All individuals infected with hepatitis C should seek treatment to prevent irreparable liver damage. Many individuals who have the hepatitis C virus are unaware of their infection. The CDC recommends that all Baby Boomers be tested for the hepatitis C virus.
There are four primary methods used in hepatitis C treatment. Pegylated interferon alfa-2a or 2b works to fight the virus in conjunction with the body's immune system. Ribavirin acts to stop hepatitis C from multiplying. Direct acting antivirals (DAA) and protease inhibitors work to prevent multiplication of the virus and increase the chance for cure when taken in conjunction with one of the above mentioned medications.
The FDA has approved a new treatment for hepatitis C called Sovaldi®. When used in combination with other antiviral medications it has a very successful cure rate.
Pegylated interferon alfa-2a or 2b is administered as an injection under the skin once weekly. It is often taken alongside ribavirin, which is a tablet taken twice daily. Protease inhibitor tablets are taken two or three times per day (every 7-9 hours) and are always taken in conjunction with the other treatments.
The treatment duration for Sovaldi® depends on the genotype of hepatitis C present in individual patients. Patients with hepatitis C genotype 1 and 4 take one Sovaldi® pill and two ribavirin pills per day, plus an injection of peglyated interferon alfa once per week for 12 weeks. Those with hepatitis C genotype 2 take one Sovaldi® pill along with two ribavirin pills per day for 12 weeks. Hepatitis C genotype 4 patients take one Sovaldi® and two ribavirin pills per day for 24 weeks.

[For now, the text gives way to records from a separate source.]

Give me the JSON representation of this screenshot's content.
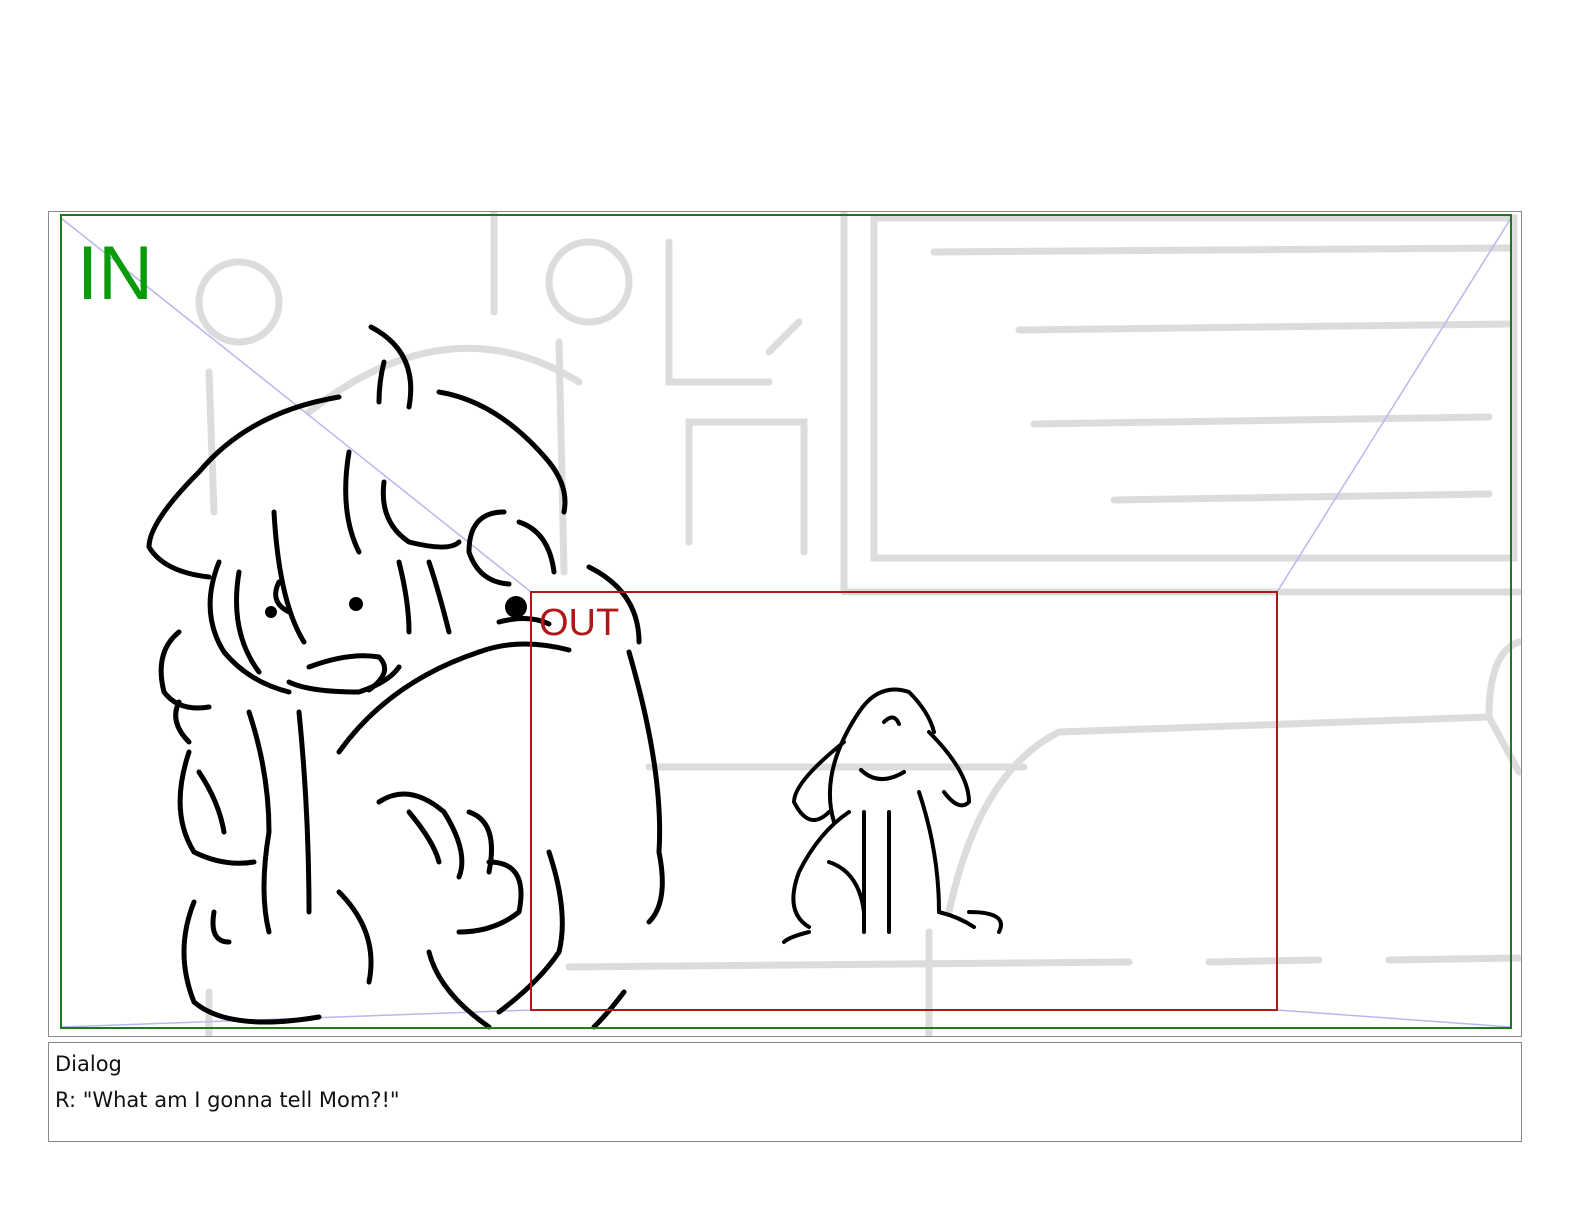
{
  "panel": {
    "in_label": "IN",
    "out_label": "OUT",
    "colors": {
      "in_frame": "#1f7a1f",
      "out_frame": "#b01818",
      "guide_lines": "#b8b8f0",
      "background_sketch": "#dcdcdc",
      "character_ink": "#000000"
    }
  },
  "dialog": {
    "title": "Dialog",
    "line": "R: \"What am I gonna tell Mom?!\""
  }
}
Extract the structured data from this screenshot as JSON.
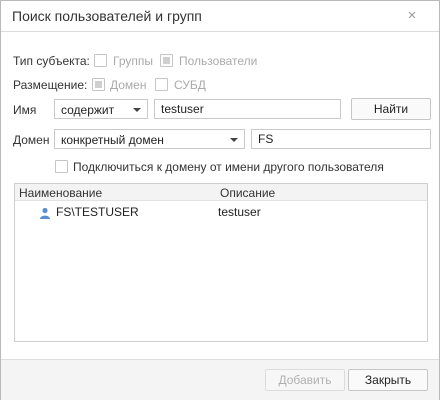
{
  "dialog": {
    "title": "Поиск пользователей и групп",
    "close_glyph": "×"
  },
  "subject_type": {
    "label": "Тип субъекта:",
    "groups_label": "Группы",
    "groups_checked": false,
    "users_label": "Пользователи",
    "users_checked": true
  },
  "placement": {
    "label": "Размещение:",
    "domain_label": "Домен",
    "domain_checked": true,
    "dbms_label": "СУБД",
    "dbms_checked": false
  },
  "name_row": {
    "label": "Имя",
    "condition_value": "содержит",
    "search_value": "testuser",
    "find_button": "Найти"
  },
  "domain_row": {
    "label": "Домен",
    "mode_value": "конкретный домен",
    "domain_value": "FS"
  },
  "connect_other": {
    "label": "Подключиться к домену от имени другого пользователя",
    "checked": false
  },
  "results": {
    "columns": [
      "Наименование",
      "Описание"
    ],
    "rows": [
      {
        "icon": "user-icon",
        "name": "FS\\TESTUSER",
        "description": "testuser"
      }
    ]
  },
  "footer": {
    "add_button": "Добавить",
    "close_button": "Закрыть"
  },
  "colors": {
    "user_icon": "#5b8fd1",
    "disabled_text": "#b0b0b0"
  }
}
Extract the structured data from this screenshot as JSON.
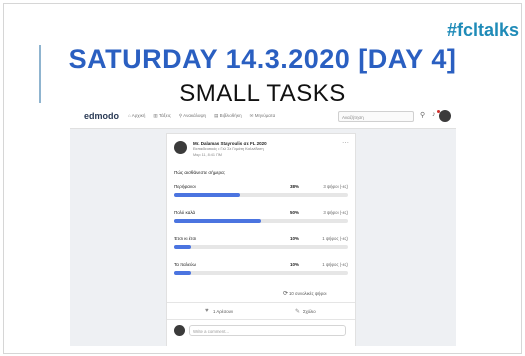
{
  "slide": {
    "hashtag": "#fcltalks",
    "title": "SATURDAY 14.3.2020 [DAY 4]",
    "subtitle": "SMALL TASKS"
  },
  "screenshot": {
    "logo": "edmodo",
    "nav_items": [
      "⌂ Αρχική",
      "▥ Τάξεις",
      "⚲ Ανακάλυψη",
      "▤ Βιβλιοθήκη",
      "✉ Μηνύματα"
    ],
    "search_placeholder": "Αναζήτηση",
    "post": {
      "author": "Mr. Dalamas Stayroulis σε FL 2020",
      "subinfo": "Εκπαιδευτικός • Γελ Σε Γεμάτη Καλινίδεση",
      "meta": "Μαρ 11, 8:41 ΠΜ",
      "question": "Πώς αισθάνεστε σήμερα;",
      "options": [
        {
          "label": "Περήφανοι",
          "percent": "38%",
          "percent_value": 38,
          "votes": "3 ψήφοι (-ες)"
        },
        {
          "label": "Πολύ καλά",
          "percent": "50%",
          "percent_value": 50,
          "votes": "3 ψήφοι (-ες)"
        },
        {
          "label": "Έτσι κι έτσι",
          "percent": "10%",
          "percent_value": 10,
          "votes": "1 ψήφος (-ες)"
        },
        {
          "label": "Τα παλεύω",
          "percent": "10%",
          "percent_value": 10,
          "votes": "1 ψήφος (-ες)"
        }
      ],
      "total_votes": "10 συνολικές ψήφοι",
      "like_label": "1 Αρέσουν",
      "comment_label": "Σχόλιο",
      "comment_placeholder": "Write a comment..."
    }
  }
}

Effectiveness for older and traditional treatments for genotype 1 patients, provide an approximate cure rate of 45-75%. With these same treatments in genotype 2 or 3 patients, a 65-75% cure rate is expected.
Sovaldi® has a higher cure rate. The cure rate of Sovaldi® for genotype 1 is 89%, 93% for genotype 2, 84% for genotype 3 and 96% for genotype 4.
Patients coinfected with HIV and HCV have a decreased incidence of treatment success.
Side effects for traditional hepatitis C treatment include: depression, fatigue, fever, headache, nausea, and general flu-like symptoms.
The newly approved Sovaldi® has reportedly very few side effects. Because Sovaldi® must be taken with traditional treatments, ribravin, peglyated interferon alfa, or both, side effects from these drugs may be present.
Some people are not eligible for hepatitis C treatment, including those who:
Pegylated interferon alfa-2a or 2b is marketed as Pegasys® or Peg-Intron®. Some names for ribavirin are Copegus®, Rebetol®, Ribasphere®, Vilona®, and Virazole®. Two popular protease inhibitors are boceprevir (Victrelis®), telaprevir (Incivek®, Incivo®) and Sovaldi® (sofosbuvir).
Insurance sometimes covers hepatitis C treatment; in this event, the patient would be required to pay applicable copayments. Without insurance, estimated charges for hepatitis treatments range from $50,000-100,000 per year.